This year’s hajj will be restricted to residents in Saudi Arabia, the government of the country said in a statement Monday.
The decision was made to ensure the safety of pilgrims due to the coronavirus pandemic, Riyadh’s Ministry of Foreign Affairs said on Twitter.
“In light of continuation of the pandemic and the risks of coronavirus spreading in crowded spaces and large gatherings, and its transmission between countries, and the increase in average infections globally,” the foreign ministry wrote.
“It has been decided that Hajj for this year (1441 H/ 2020 AD) will be held whereby a very limited number of pilgrims from various nationalities who already reside in Saudi Arabia, would be able to perform it.”
COVID-19 disease, a contagious pneumonia-like infection, has infected over 9 million people half of whom have recovered and killed about half a million.
The outbreak pushed countries to enforce nationwide lockdown and international travel bans. But even though cases continue to rise in some countries, restrictions have been lifted in some of them.
Saudi Arabia has 50,000 active cases — and has discharged double of that — but has lifted some of the lockdown restrictions it enforced when it broke out in the Asian country.
The country’s government said it is restricting the hajj rites to locals due to the uncertainty that surrounds the spread of the virus and its incurability at the moment.
“This decision is taken to ensure Hajj is performed in a safe manner from a public health perspective while observing all preventative measures and the necessary social distancing protocols to protect human beings from the risks associated with this pandemic and in accordance with the teachings of Islam in preserving the lives of human beings,” it said in its statement.
Hajj is an annual Islamic rite that traditionally draws around 2 million people from around the world, and this year’s edition is set to hold at the end of July.
At least once in their lifetime, all able-bodied Muslims with financial means are required to perform hajj, the pilgrimage to Saudi Arabia which centres around five intense days of worship and rituals in Mecca, the city that houses Ka’aba, Islam’s most sacred site.
Due to the pandemic, some countries like Malaysia and Indonesia had earlier announced that they would not be sending their citizens to the pilgrimage this year.
According to statements by the Saudi government below
In light that the Coronavirus (COVID-19) has spread to more than 180 countries around the world, and that deaths related to COVID-19 have reached almost half a million and over 7 million cases have been confirmed globally,
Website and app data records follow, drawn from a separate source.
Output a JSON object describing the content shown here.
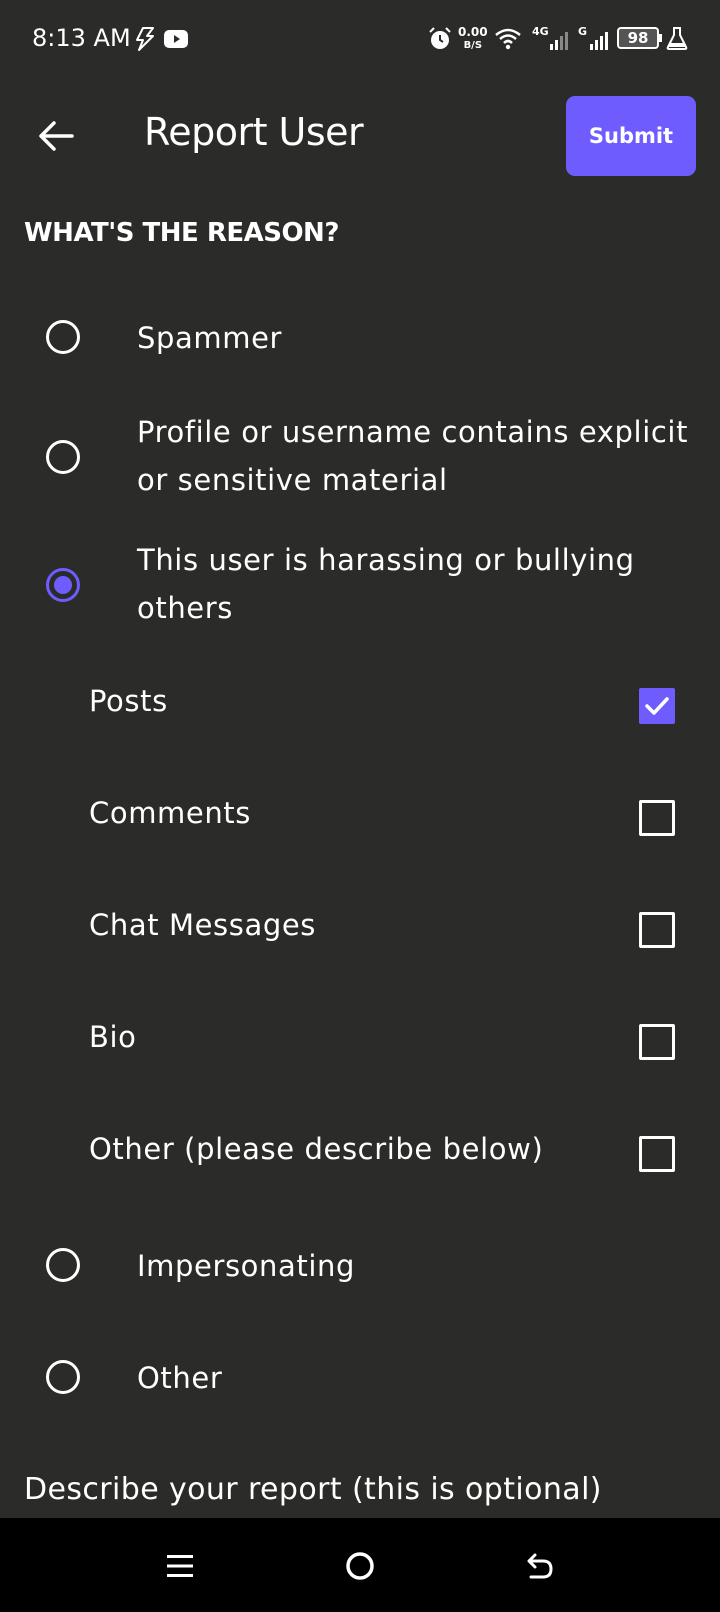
{
  "status_bar": {
    "time": "8:13 AM",
    "speed_value": "0.00",
    "speed_unit": "B/S",
    "network_primary": "4G",
    "network_secondary": "G",
    "battery": "98",
    "icons": [
      "flash-icon",
      "youtube-icon",
      "alarm-icon",
      "wifi-icon",
      "signal-icon",
      "battery-icon",
      "lab-icon"
    ]
  },
  "app_bar": {
    "title": "Report User",
    "submit_label": "Submit",
    "back_icon": "arrow-left-icon"
  },
  "section_title": "WHAT'S THE REASON?",
  "reasons": [
    {
      "label": "Spammer",
      "selected": false
    },
    {
      "label": "Profile or username contains explicit or sensitive material",
      "selected": false
    },
    {
      "label": "This user is harassing or bullying others",
      "selected": true
    },
    {
      "label": "Impersonating",
      "selected": false
    },
    {
      "label": "Other",
      "selected": false
    }
  ],
  "harassment_targets": [
    {
      "label": "Posts",
      "checked": true
    },
    {
      "label": "Comments",
      "checked": false
    },
    {
      "label": "Chat Messages",
      "checked": false
    },
    {
      "label": "Bio",
      "checked": false
    },
    {
      "label": "Other (please describe below)",
      "checked": false
    }
  ],
  "describe_label": "Describe your report (this is optional)",
  "nav_bar": {
    "icons": [
      "menu-icon",
      "home-icon",
      "back-icon"
    ]
  },
  "colors": {
    "background": "#2b2b29",
    "accent": "#6f5cff",
    "nav_background": "#000000"
  }
}
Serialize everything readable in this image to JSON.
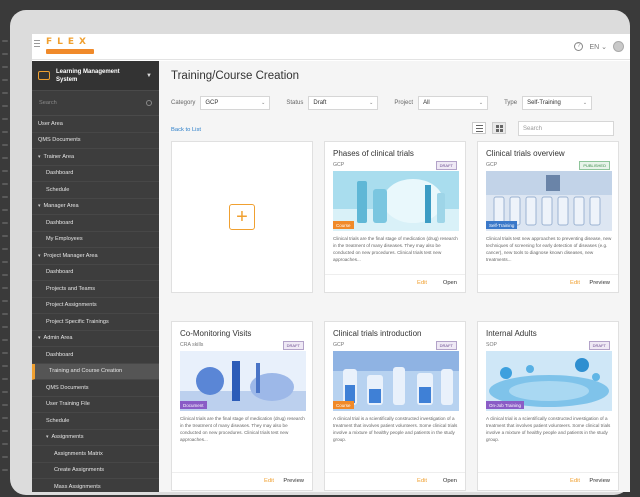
{
  "app": {
    "logo_text": "FLEX",
    "lang": "EN"
  },
  "sidebar": {
    "title": "Learning Management System",
    "search_placeholder": "Search",
    "items": [
      {
        "label": "User Area",
        "level": 0
      },
      {
        "label": "QMS Documents",
        "level": 0
      },
      {
        "label": "Trainer Area",
        "level": 0,
        "caret": "v"
      },
      {
        "label": "Dashboard",
        "level": 1
      },
      {
        "label": "Schedule",
        "level": 1
      },
      {
        "label": "Manager Area",
        "level": 0,
        "caret": "v"
      },
      {
        "label": "Dashboard",
        "level": 1
      },
      {
        "label": "My Employees",
        "level": 1
      },
      {
        "label": "Project Manager Area",
        "level": 0,
        "caret": "v"
      },
      {
        "label": "Dashboard",
        "level": 1
      },
      {
        "label": "Projects and Teams",
        "level": 1
      },
      {
        "label": "Project Assignments",
        "level": 1
      },
      {
        "label": "Project Specific Trainings",
        "level": 1
      },
      {
        "label": "Admin Area",
        "level": 0,
        "caret": "v"
      },
      {
        "label": "Dashboard",
        "level": 1
      },
      {
        "label": "Training and Course Creation",
        "level": 1,
        "active": true
      },
      {
        "label": "QMS Documents",
        "level": 1
      },
      {
        "label": "User Training File",
        "level": 1
      },
      {
        "label": "Schedule",
        "level": 1
      },
      {
        "label": "Assignments",
        "level": 1,
        "caret": "v"
      },
      {
        "label": "Assignments Matrix",
        "level": 2
      },
      {
        "label": "Create Assignments",
        "level": 2
      },
      {
        "label": "Mass Assignments",
        "level": 2
      }
    ]
  },
  "main": {
    "title": "Training/Course Creation",
    "back_link": "Back to List",
    "search_placeholder": "Search",
    "filters": [
      {
        "label": "Category",
        "value": "GCP"
      },
      {
        "label": "Status",
        "value": "Draft"
      },
      {
        "label": "Project",
        "value": "All"
      },
      {
        "label": "Type",
        "value": "Self-Training"
      }
    ],
    "cards": [
      {
        "title": "Phases of clinical trials",
        "sub": "GCP",
        "status": "DRAFT",
        "tag": "Course",
        "tag_color": "#f08a2a",
        "desc": "Clinical trials are the final stage of medication (drug) research in the treatment of many diseases. They may also be conducted on new procedures. Clinical trials test new approaches...",
        "edit": "Edit",
        "action": "Open"
      },
      {
        "title": "Clinical trials overview",
        "sub": "GCP",
        "status": "PUBLISHED",
        "tag": "Self-Training",
        "tag_color": "#3a78c9",
        "desc": "Clinical trials test new approaches to preventing disease, new techniques of screening for early detection of diseases (e.g. cancer), new tools to diagnose known diseases, new treatments...",
        "edit": "Edit",
        "action": "Preview"
      },
      {
        "title": "Co-Monitoring Visits",
        "sub": "CRA skills",
        "status": "DRAFT",
        "tag": "Document",
        "tag_color": "#8a5cc6",
        "desc": "Clinical trials are the final stage of medication (drug) research in the treatment of many diseases. They may also be conducted on new procedures. Clinical trials test new approaches...",
        "edit": "Edit",
        "action": "Preview"
      },
      {
        "title": "Clinical trials introduction",
        "sub": "GCP",
        "status": "DRAFT",
        "tag": "Course",
        "tag_color": "#f08a2a",
        "desc": "A clinical trial is a scientifically constructed investigation of a treatment that involves patient volunteers. Some clinical trials involve a mixture of healthy people and patients in the study group.",
        "edit": "Edit",
        "action": "Open"
      },
      {
        "title": "Internal Adults",
        "sub": "SOP",
        "status": "DRAFT",
        "tag": "On-Job Training",
        "tag_color": "#8a5cc6",
        "desc": "A clinical trial is a scientifically constructed investigation of a treatment that involves patient volunteers. Some clinical trials involve a mixture of healthy people and patients in the study group.",
        "edit": "Edit",
        "action": "Preview"
      }
    ]
  },
  "colors": {
    "accent": "#f0a030",
    "sidebar": "#3d3d3d",
    "link": "#2a7ec9"
  }
}
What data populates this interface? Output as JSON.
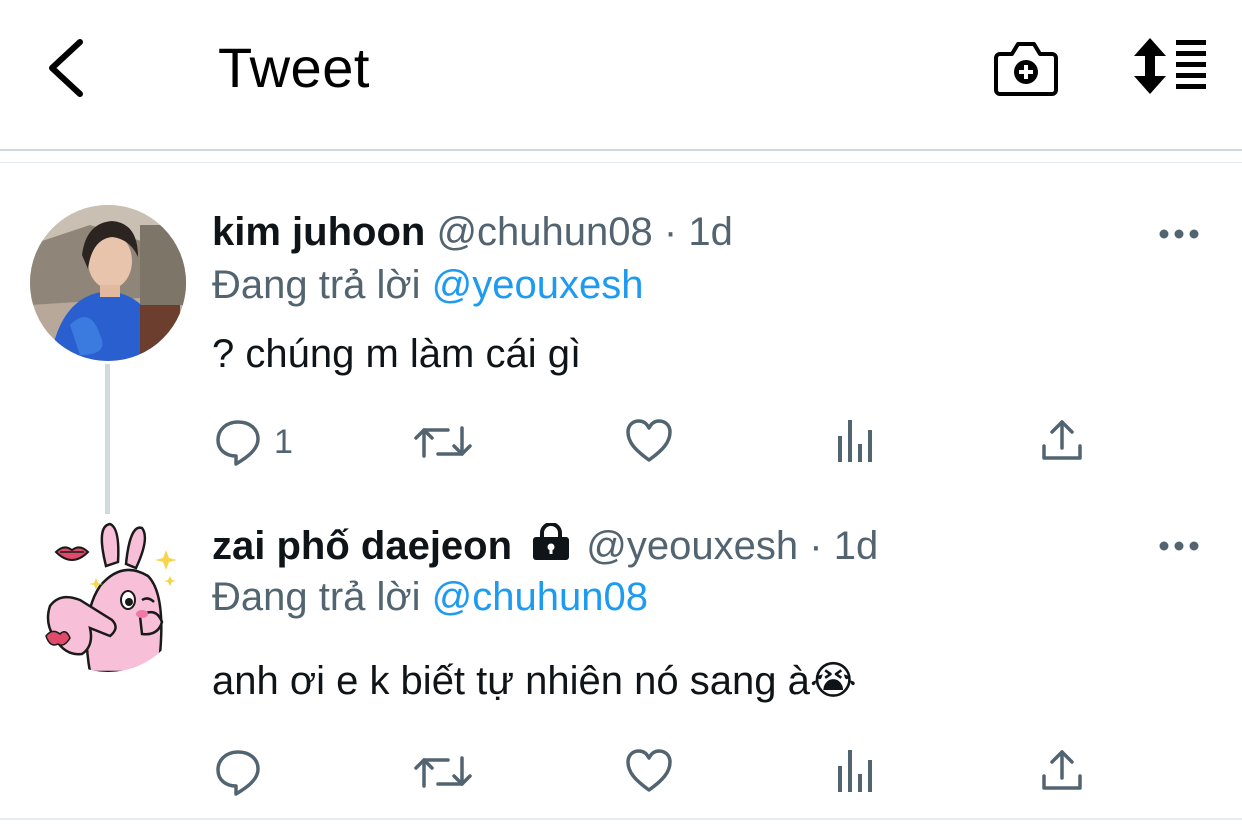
{
  "header": {
    "title": "Tweet",
    "icons": [
      "back-arrow-icon",
      "camera-plus-icon",
      "sort-list-icon"
    ]
  },
  "tweets": [
    {
      "display_name": "kim juhoon",
      "handle": "@chuhun08",
      "separator": "·",
      "time": "1d",
      "reply_prefix": "Đang trả lời",
      "reply_to": "@yeouxesh",
      "text": "? chúng m làm cái gì",
      "reply_count": "1",
      "locked": false
    },
    {
      "display_name": "zai phố daejeon",
      "handle": "@yeouxesh",
      "separator": "·",
      "time": "1d",
      "reply_prefix": "Đang trả lời",
      "reply_to": "@chuhun08",
      "text": "anh ơi e k biết tự nhiên nó sang à😭",
      "reply_count": "",
      "locked": true
    }
  ],
  "colors": {
    "accent": "#1d9bf0",
    "secondary_text": "#536471",
    "primary_text": "#0f1419",
    "divider": "#cfd9de"
  }
}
and in accordance with what has been stressed by the Saudi Ministry of Health regarding the continued risks stemming from this pandemic and the lack of available vaccinations and a cure for those who have been infected by Covid 19 around the world. and to preserve the security of global public health especially in light of the increase in the number of cases in most countries according to reports issued by global health organizations and institutions. and considering the risks of the disease and infections spreading in crowded gatherings where it is difficult to maintain safe social distancing among the individuals gathered.
The Kingdom of Saudi Arabia, whose top priority is to always enable Muslim pilgrims to perform Hajj and Umrah rites safely and securely and which has been keen since the beginning of the pandemic to take all necessary precautionary measures to protect pilgrims, including by suspending the entry of Umrah pilgrims while ensuring the safety of the pilgrims already present at the holy sites, a decision that has received many approbations from Islamic and international organizations in recognition of its wide contribution to fighting the virus globally and supporting the efforts of health organizations in limiting the spread of the deadly disease, and in light of continuation of the pandemic and the risks of Coronavirus spreading in crowded spaces and large gatherings, and its transmission between countries, and the increase in average infections globally.
it has been decided that Hajj for this year (1441 H/ 2020 AD) will be held whereby a very limited number of pilgrims from various nationalities who already reside in Saudi Arabia, would be able to perform it. This decision is taken to ensure Hajj is performed in a safe manner from a public health perspective while observing all preventative measures and the necessary social distancing protocols to protect human beings from the risks associated with this pandemic and in accordance with the teachings of lslam in preserving the lives of human beings.
The government of the Custodian of the Two Holy Mosques is honored to serve millions of Hajj and Umrah pilgrims annually and it confirms that this decision stems from the top priority it accords maintaining the safety of pilgrims on its land until they depart to their home countries.
We ask Allah the Almighty to protect all countries from this pandemic and keep all humans protected and safe.